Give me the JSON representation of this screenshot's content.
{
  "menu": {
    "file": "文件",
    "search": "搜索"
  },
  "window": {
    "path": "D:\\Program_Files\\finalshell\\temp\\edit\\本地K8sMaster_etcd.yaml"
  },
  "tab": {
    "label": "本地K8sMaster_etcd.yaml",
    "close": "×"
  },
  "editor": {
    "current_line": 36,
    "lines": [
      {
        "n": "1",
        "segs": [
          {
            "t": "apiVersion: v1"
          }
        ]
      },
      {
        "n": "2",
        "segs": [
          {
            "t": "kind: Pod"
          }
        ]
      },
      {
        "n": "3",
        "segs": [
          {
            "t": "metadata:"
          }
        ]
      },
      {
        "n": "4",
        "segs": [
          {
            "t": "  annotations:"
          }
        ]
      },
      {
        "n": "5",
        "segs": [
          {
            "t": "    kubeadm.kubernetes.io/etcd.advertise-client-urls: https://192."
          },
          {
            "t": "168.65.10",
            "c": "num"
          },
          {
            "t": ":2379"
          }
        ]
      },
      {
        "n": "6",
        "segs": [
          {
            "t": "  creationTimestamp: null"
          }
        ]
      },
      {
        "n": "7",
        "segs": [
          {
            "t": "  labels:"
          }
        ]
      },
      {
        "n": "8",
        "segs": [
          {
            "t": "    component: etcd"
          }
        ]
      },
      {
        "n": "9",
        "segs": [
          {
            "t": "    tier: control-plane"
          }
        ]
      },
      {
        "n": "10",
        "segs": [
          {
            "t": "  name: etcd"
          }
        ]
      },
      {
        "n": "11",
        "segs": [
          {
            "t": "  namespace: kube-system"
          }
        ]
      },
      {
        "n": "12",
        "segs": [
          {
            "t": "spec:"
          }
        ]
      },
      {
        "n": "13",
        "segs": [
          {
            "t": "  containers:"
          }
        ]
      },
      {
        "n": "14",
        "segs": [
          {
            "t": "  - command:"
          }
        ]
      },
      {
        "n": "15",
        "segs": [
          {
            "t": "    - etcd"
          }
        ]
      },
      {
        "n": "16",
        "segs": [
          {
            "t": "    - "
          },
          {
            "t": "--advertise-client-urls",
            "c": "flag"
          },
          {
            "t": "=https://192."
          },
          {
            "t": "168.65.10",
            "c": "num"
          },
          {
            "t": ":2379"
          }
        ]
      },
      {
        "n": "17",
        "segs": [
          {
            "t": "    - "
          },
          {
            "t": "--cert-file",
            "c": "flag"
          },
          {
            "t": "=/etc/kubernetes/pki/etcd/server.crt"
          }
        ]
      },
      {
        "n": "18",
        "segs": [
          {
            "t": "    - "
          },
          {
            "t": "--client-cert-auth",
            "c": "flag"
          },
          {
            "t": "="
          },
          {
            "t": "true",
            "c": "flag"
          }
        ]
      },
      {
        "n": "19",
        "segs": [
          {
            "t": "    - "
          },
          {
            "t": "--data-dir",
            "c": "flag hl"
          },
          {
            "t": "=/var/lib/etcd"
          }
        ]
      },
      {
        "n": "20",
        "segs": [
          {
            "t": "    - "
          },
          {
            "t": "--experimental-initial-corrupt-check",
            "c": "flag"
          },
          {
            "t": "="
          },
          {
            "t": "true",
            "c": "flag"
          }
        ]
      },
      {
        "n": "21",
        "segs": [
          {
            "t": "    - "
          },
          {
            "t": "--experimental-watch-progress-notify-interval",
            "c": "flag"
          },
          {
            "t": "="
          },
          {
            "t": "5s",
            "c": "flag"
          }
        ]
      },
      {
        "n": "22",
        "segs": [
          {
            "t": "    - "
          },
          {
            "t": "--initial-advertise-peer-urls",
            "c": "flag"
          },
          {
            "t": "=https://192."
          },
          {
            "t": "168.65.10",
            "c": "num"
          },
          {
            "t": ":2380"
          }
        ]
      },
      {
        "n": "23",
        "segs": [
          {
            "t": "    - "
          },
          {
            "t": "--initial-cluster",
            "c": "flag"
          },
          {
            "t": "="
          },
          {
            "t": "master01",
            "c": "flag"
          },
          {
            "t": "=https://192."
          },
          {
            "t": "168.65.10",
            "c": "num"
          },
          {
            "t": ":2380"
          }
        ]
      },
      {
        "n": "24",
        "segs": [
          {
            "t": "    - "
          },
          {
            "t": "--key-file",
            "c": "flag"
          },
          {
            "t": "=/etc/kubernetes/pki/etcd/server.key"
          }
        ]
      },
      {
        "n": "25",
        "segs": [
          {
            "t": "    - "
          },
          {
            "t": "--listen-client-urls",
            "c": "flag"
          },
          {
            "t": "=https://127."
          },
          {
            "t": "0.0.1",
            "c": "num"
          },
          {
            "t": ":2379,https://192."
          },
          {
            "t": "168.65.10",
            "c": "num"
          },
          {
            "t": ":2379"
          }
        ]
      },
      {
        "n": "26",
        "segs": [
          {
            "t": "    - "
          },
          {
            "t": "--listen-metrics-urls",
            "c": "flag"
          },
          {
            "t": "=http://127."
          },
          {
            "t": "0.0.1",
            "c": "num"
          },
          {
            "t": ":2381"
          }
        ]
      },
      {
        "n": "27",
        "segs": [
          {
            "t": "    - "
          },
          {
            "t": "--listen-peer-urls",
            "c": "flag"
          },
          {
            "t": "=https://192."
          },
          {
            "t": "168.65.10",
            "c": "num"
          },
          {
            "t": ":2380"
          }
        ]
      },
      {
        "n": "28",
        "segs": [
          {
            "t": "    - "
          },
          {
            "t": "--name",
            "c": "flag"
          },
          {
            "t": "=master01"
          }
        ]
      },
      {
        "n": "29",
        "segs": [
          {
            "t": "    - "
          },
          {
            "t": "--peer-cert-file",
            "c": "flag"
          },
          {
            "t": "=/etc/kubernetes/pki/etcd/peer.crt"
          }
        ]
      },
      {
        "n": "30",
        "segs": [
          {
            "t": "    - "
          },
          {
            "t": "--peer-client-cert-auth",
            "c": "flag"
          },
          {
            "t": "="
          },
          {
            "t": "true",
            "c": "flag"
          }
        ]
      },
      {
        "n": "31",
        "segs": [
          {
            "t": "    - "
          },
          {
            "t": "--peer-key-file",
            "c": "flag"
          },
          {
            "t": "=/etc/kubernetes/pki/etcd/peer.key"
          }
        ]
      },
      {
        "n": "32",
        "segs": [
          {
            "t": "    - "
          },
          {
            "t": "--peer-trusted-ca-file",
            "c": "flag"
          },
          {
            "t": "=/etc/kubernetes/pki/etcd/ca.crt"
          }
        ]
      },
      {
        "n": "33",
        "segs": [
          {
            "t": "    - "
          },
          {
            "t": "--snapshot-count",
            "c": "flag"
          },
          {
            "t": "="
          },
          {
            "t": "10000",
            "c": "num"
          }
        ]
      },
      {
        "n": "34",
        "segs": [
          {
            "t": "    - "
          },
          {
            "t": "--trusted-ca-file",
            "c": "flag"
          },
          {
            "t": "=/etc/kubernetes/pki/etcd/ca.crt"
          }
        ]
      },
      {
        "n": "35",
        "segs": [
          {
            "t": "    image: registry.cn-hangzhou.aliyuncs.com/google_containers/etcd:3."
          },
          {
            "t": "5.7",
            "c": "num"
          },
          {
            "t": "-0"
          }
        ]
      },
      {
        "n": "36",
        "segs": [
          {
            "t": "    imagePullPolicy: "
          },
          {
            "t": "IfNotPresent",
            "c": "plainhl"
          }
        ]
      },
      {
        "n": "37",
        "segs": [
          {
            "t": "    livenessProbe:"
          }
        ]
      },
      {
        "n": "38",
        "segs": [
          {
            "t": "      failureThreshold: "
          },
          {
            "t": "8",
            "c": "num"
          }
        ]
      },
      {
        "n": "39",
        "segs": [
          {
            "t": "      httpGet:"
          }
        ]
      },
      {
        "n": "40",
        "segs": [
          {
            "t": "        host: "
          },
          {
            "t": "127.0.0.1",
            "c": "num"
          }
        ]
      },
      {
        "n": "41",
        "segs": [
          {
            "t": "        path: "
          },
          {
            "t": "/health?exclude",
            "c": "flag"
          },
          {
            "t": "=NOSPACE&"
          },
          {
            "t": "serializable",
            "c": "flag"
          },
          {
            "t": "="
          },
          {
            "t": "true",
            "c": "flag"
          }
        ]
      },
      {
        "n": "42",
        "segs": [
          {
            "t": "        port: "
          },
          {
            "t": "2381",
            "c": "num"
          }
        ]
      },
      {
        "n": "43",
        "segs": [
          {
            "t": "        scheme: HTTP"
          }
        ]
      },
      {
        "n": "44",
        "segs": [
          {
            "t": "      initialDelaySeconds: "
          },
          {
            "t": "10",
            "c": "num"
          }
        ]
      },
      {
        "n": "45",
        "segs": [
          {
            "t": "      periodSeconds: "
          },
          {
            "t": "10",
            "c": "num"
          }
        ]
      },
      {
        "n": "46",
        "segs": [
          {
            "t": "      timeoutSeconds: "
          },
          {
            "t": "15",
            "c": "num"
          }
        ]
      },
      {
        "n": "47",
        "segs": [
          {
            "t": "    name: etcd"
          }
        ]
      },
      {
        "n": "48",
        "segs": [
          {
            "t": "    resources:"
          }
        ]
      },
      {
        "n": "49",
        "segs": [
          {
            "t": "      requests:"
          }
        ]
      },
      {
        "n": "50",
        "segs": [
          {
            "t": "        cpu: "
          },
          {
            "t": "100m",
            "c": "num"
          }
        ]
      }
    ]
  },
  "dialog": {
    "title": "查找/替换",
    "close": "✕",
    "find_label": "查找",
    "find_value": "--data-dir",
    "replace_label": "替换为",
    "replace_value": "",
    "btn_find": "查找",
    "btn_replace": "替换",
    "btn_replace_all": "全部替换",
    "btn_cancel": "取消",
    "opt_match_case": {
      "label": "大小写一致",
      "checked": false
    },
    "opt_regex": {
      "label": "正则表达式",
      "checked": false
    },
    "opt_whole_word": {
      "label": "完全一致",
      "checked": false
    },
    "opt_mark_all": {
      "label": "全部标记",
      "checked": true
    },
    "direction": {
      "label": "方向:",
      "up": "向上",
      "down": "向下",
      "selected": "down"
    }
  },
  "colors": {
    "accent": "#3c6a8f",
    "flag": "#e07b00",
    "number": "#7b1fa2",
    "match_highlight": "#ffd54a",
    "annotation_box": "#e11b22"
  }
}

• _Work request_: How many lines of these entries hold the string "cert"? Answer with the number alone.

• _Response area_: 4